Work instruction = Copy out every line of the records in which "JSON" can be found.

Provided records =
+-------+

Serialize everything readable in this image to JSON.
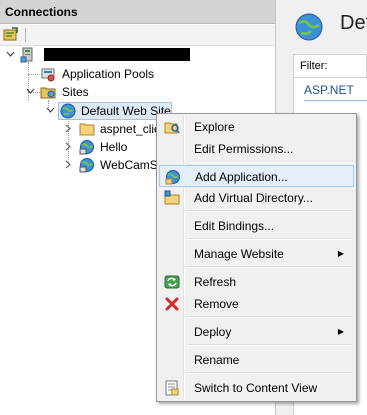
{
  "connections": {
    "title": "Connections",
    "tree": {
      "app_pools": "Application Pools",
      "sites": "Sites",
      "default_site": "Default Web Site",
      "aspnet_client": "aspnet_clie",
      "hello": "Hello",
      "webcamstream": "WebCamSt"
    }
  },
  "right_pane": {
    "title": "Def",
    "filter_label": "Filter:",
    "section": "ASP.NET"
  },
  "context_menu": {
    "items": [
      {
        "label": "Explore",
        "icon": "explore-icon"
      },
      {
        "label": "Edit Permissions..."
      },
      {
        "label": "Add Application...",
        "icon": "add-application-icon"
      },
      {
        "label": "Add Virtual Directory...",
        "icon": "add-virtual-directory-icon"
      },
      {
        "label": "Edit Bindings..."
      },
      {
        "label": "Manage Website",
        "submenu": true
      },
      {
        "label": "Refresh",
        "icon": "refresh-icon"
      },
      {
        "label": "Remove",
        "icon": "remove-icon"
      },
      {
        "label": "Deploy",
        "submenu": true
      },
      {
        "label": "Rename"
      },
      {
        "label": "Switch to Content View",
        "icon": "content-view-icon"
      }
    ],
    "submenu_arrow": "▶"
  },
  "colors": {
    "header_bg": "#d4d4d4",
    "selection_bg": "#dfe8f5",
    "menu_bg": "#f0f0f0",
    "highlight_bg": "#e5effa",
    "link_blue": "#1c4f9c"
  }
}
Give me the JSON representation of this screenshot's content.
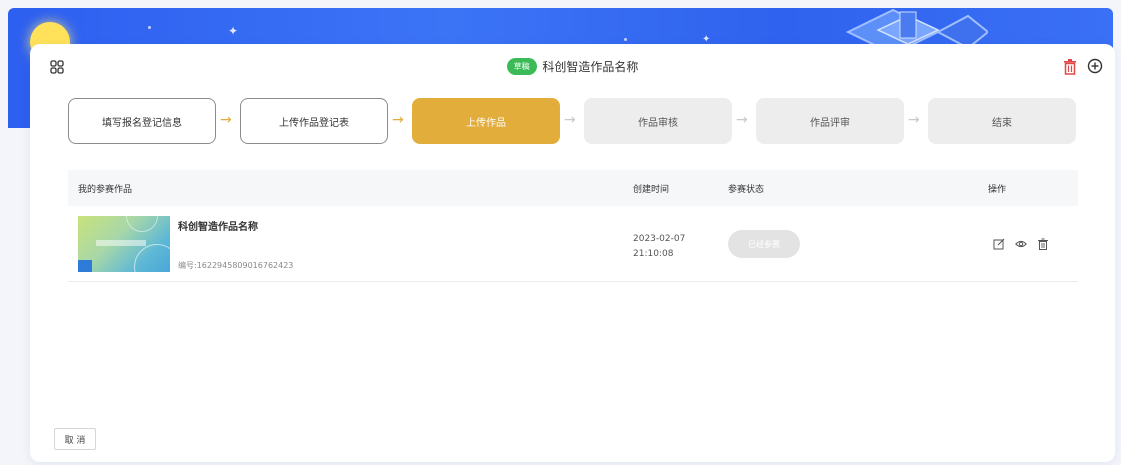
{
  "header": {
    "badge": "草稿",
    "title": "科创智造作品名称"
  },
  "steps": [
    {
      "label": "填写报名登记信息",
      "state": "done"
    },
    {
      "label": "上传作品登记表",
      "state": "done"
    },
    {
      "label": "上传作品",
      "state": "active"
    },
    {
      "label": "作品审核",
      "state": "todo"
    },
    {
      "label": "作品评审",
      "state": "todo"
    },
    {
      "label": "结束",
      "state": "todo"
    }
  ],
  "table": {
    "columns": [
      "我的参赛作品",
      "创建时间",
      "参赛状态",
      "操作"
    ],
    "rows": [
      {
        "title": "科创智造作品名称",
        "id_text": "编号:1622945809016762423",
        "created_date": "2023-02-07",
        "created_time": "21:10:08",
        "status": "已经参赛"
      }
    ]
  },
  "footer": {
    "cancel_label": "取 消"
  },
  "colors": {
    "accent": "#e2ad3b",
    "badge": "#3bbb58",
    "delete": "#e04848",
    "banner": "#2f62ee"
  },
  "icons": {
    "apps": "grid-icon",
    "delete": "trash-icon",
    "add": "plus-circle-icon",
    "edit": "edit-icon",
    "view": "eye-icon"
  }
}
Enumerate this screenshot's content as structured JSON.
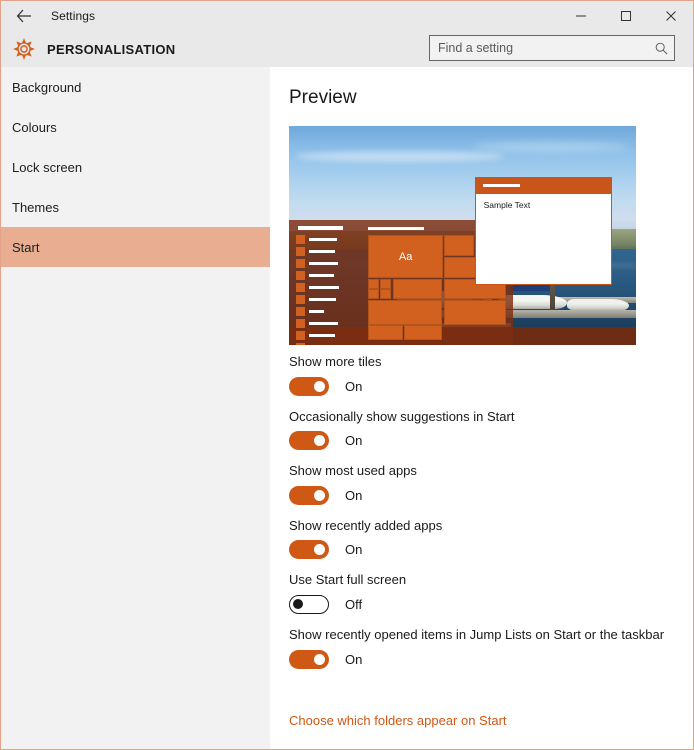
{
  "titlebar": {
    "title": "Settings",
    "back_icon": "back-arrow-icon",
    "minimize_icon": "minimize-icon",
    "maximize_icon": "maximize-icon",
    "close_icon": "close-icon"
  },
  "header": {
    "gear_icon": "gear-icon",
    "title": "PERSONALISATION",
    "search": {
      "placeholder": "Find a setting",
      "value": "",
      "icon": "search-icon"
    }
  },
  "sidebar": {
    "items": [
      {
        "label": "Background",
        "selected": false
      },
      {
        "label": "Colours",
        "selected": false
      },
      {
        "label": "Lock screen",
        "selected": false
      },
      {
        "label": "Themes",
        "selected": false
      },
      {
        "label": "Start",
        "selected": true
      }
    ]
  },
  "main": {
    "heading": "Preview",
    "preview": {
      "window_mock_text": "Sample Text",
      "tile_text": "Aa"
    },
    "settings": [
      {
        "label": "Show more tiles",
        "state": "On",
        "on": true
      },
      {
        "label": "Occasionally show suggestions in Start",
        "state": "On",
        "on": true
      },
      {
        "label": "Show most used apps",
        "state": "On",
        "on": true
      },
      {
        "label": "Show recently added apps",
        "state": "On",
        "on": true
      },
      {
        "label": "Use Start full screen",
        "state": "Off",
        "on": false
      },
      {
        "label": "Show recently opened items in Jump Lists on Start or the taskbar",
        "state": "On",
        "on": true
      }
    ],
    "folders_link": "Choose which folders appear on Start"
  },
  "colors": {
    "accent": "#cf5814",
    "selected_nav": "#e9ae92",
    "window_border": "#e0a289",
    "chrome": "#e9e9e9",
    "sidebar": "#f2f2f2"
  }
}
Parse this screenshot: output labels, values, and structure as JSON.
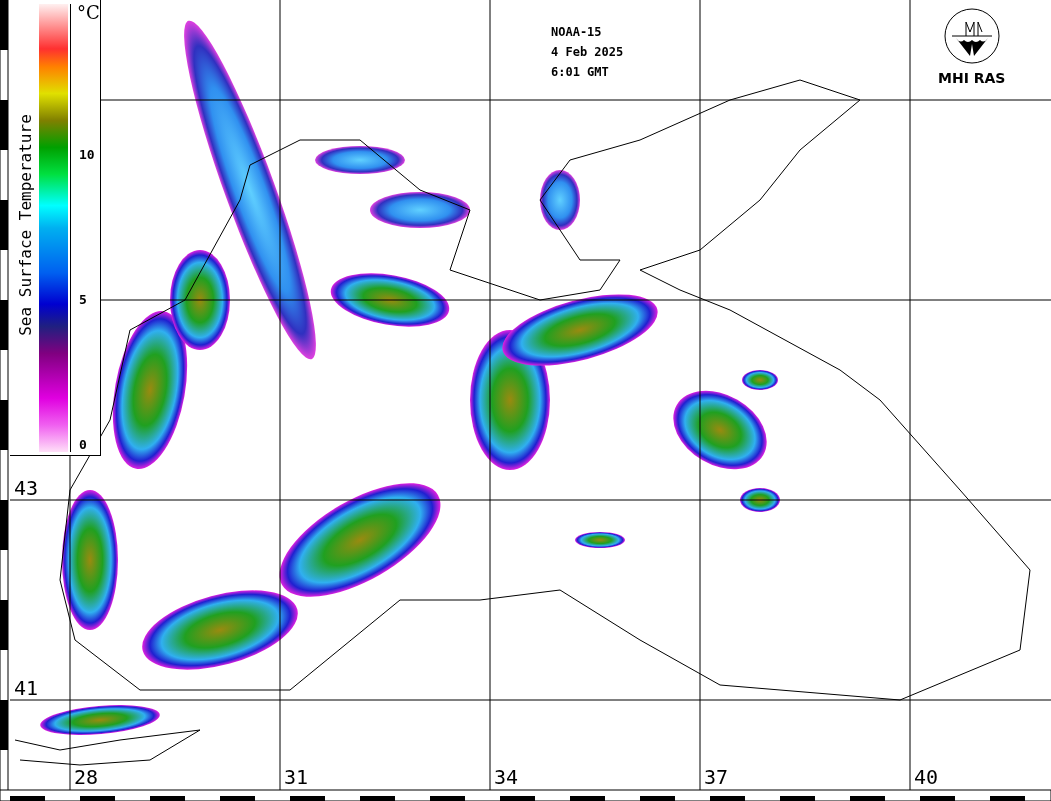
{
  "header": {
    "satellite": "NOAA-15",
    "date": "4 Feb 2025",
    "time": "6:01 GMT"
  },
  "logo": {
    "label": "MHI RAS"
  },
  "colorbar": {
    "title": "Sea Surface Temperature",
    "unit": "°C",
    "ticks": [
      "10",
      "5",
      "0"
    ]
  },
  "map": {
    "lon_labels": [
      "28",
      "31",
      "34",
      "37",
      "40"
    ],
    "lat_labels": [
      "43",
      "41"
    ]
  }
}
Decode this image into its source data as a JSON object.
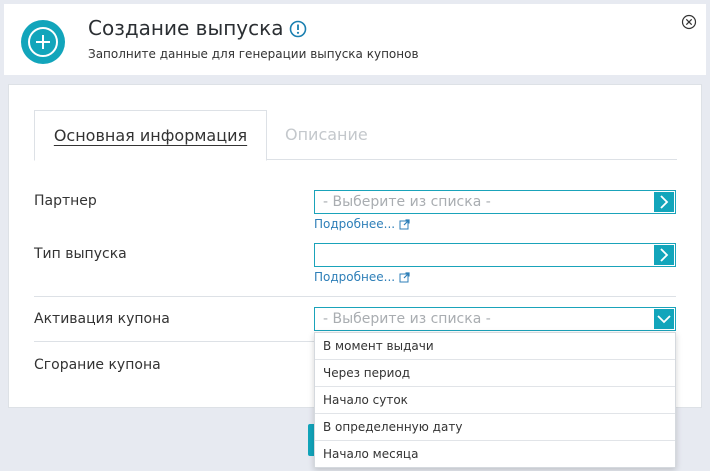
{
  "header": {
    "title": "Создание выпуска",
    "subtitle": "Заполните данные для генерации выпуска купонов",
    "add_icon": "plus-circle-icon",
    "info_icon": "info-icon",
    "close_icon": "close-icon"
  },
  "tabs": [
    {
      "label": "Основная информация",
      "active": true
    },
    {
      "label": "Описание",
      "active": false
    }
  ],
  "form": {
    "partner": {
      "label": "Партнер",
      "value": "",
      "placeholder": "- Выберите из списка -",
      "more_link": "Подробнее..."
    },
    "issue_type": {
      "label": "Тип выпуска",
      "value": "",
      "placeholder": "",
      "more_link": "Подробнее..."
    },
    "coupon_activation": {
      "label": "Активация купона",
      "value": "- Выберите из списка -",
      "options": [
        "В момент выдачи",
        "Через период",
        "Начало суток",
        "В определенную дату",
        "Начало месяца"
      ]
    },
    "coupon_expiry": {
      "label": "Сгорание купона"
    }
  },
  "colors": {
    "accent": "#12a5bb",
    "link": "#2e7fb8",
    "background": "#e7eaf1"
  }
}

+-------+

Response to the task =
Serialize everything readable in this image to JSON.
Give me the JSON representation of this screenshot's content.
Enumerate this screenshot's content as structured JSON.
Parse this screenshot: output labels, values, and structure as JSON.
Decode this image into its source data as a JSON object.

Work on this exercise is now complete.